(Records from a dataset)

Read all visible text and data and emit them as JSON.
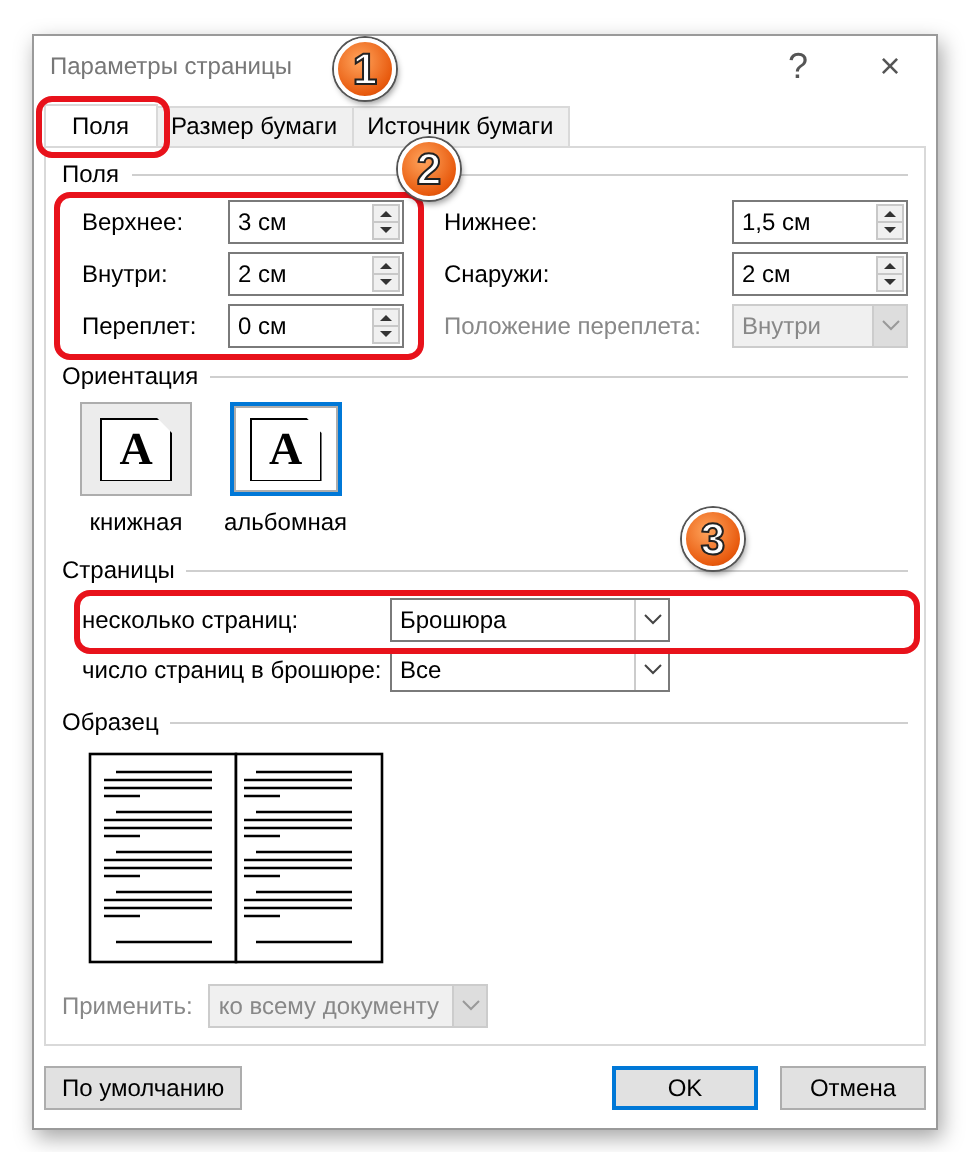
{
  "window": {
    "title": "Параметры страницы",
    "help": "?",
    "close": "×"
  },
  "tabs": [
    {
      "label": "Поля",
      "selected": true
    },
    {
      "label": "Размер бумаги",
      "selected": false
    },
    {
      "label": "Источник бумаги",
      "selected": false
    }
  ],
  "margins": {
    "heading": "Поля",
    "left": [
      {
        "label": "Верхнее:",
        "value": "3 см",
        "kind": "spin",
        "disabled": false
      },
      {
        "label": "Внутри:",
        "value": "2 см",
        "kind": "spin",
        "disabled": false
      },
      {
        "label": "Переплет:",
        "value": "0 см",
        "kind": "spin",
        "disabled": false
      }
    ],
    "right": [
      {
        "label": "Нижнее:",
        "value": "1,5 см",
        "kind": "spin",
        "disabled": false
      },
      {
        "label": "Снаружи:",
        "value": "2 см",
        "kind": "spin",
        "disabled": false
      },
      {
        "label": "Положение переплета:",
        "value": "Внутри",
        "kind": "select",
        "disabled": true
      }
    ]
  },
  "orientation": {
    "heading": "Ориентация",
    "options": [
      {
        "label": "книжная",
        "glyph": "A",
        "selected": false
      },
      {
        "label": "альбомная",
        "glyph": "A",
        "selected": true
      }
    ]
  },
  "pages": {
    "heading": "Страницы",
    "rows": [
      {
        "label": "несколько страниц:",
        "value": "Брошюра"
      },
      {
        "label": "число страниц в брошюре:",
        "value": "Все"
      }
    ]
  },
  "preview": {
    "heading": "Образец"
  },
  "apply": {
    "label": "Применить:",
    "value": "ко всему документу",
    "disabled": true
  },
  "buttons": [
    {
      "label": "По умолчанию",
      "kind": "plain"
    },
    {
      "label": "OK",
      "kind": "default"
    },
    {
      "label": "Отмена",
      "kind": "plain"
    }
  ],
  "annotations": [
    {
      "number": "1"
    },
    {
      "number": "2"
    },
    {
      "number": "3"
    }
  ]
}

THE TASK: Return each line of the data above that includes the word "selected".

SOLUTION FOR THIS PROBLEM:
      "selected": true
      "selected": false
      "selected": false
        "selected": false
        "selected": true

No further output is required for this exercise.